Here’s another fun moment this morning from Minnesota: The Coleman legal team was literally unprepared for a speedy trial.
Earlier this morning lead Coleman lawyer Joe Friedberg called as a witness Robert Hiivala, the county auditor of deep-red Wright County, to review recount procedures and ballots from his area. Friedberg conducted his direct examination, Franken lawyer David Lillehaug did his cross-examination, and then Friedberg did a re-direct.
And then…that was it. Hiivala was excused, making this the first time that a local official was excused in the court of a single morning — in fact, all the others have gone for more than one day.

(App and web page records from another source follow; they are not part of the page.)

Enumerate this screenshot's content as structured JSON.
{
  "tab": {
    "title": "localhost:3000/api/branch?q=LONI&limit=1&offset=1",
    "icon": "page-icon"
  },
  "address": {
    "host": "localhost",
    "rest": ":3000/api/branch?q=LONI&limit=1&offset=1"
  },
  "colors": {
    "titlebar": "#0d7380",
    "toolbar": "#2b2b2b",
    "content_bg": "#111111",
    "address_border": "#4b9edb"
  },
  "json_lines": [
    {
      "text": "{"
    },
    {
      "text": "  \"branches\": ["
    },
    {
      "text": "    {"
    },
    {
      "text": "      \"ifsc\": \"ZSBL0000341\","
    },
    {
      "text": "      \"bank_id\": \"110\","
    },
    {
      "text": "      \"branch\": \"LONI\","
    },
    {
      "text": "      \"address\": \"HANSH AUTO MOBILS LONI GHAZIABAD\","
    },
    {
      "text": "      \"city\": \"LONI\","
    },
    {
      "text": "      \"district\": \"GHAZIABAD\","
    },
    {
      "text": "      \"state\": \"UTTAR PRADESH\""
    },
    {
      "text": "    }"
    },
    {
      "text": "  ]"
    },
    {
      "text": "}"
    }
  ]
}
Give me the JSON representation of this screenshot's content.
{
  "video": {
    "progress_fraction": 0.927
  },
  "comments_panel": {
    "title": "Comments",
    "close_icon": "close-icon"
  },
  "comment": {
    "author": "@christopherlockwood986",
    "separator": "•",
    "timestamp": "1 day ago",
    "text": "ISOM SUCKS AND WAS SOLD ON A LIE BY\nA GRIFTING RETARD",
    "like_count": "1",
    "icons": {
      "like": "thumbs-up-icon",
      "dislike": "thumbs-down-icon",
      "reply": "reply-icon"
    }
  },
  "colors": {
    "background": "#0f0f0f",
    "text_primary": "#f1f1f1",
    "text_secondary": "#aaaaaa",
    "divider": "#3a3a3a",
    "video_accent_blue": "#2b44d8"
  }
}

Then the judges asked Friedberg to call his next witness. He didn’t have anybody ready until after lunch. A very nonplussed Judge Elizabeth Hayden called a recess “with great reluctance,” and admonished Friedberg to make sure he would have additional witnesses ready at that point, and to have more witnesses on tap for tomorrow.During the lunch-hour press conferences, Coleman lawyer/spokesman Ben Ginsberg was asked by a reporter whether this whole trial is just a maneuver to stall seating Franken in the Senate, and to keep the Democrats from getting a 59th vote. Ginsberg denied it.
“We ain’t that smart,” Ginsberg said with a chuckle. “We’re trying to win the case.”
Lead Franken lawyer Marc Elias used his own presser to attack the Republican Party’s whole legal logic here. “They are no longer in support of strict construction of the laws, but have now argued quite openly for judicial activism,” Elias said, noting the Equal Protection argument that Coleman’s lawyers have made, saying that the Constitution now requires letting in legally invalid ballots because other invalid ballots have made it into the mix.
Elias declared that the Coleman camp should go out and find the individual wrongly-excluded ballots that could put them over the top: “Rather than talk about Bush v. Gore and Bush v. Gore and Bush v. Gore and Bush v. Gore and Bush v. Gore and standards, they ought to be finding if those ballots are out there.”
(Note: I might not have properly counted the exact number of times Marc Elias repeated the name of that famous Supreme Court case. Also, press conferences c/o The Uptake.)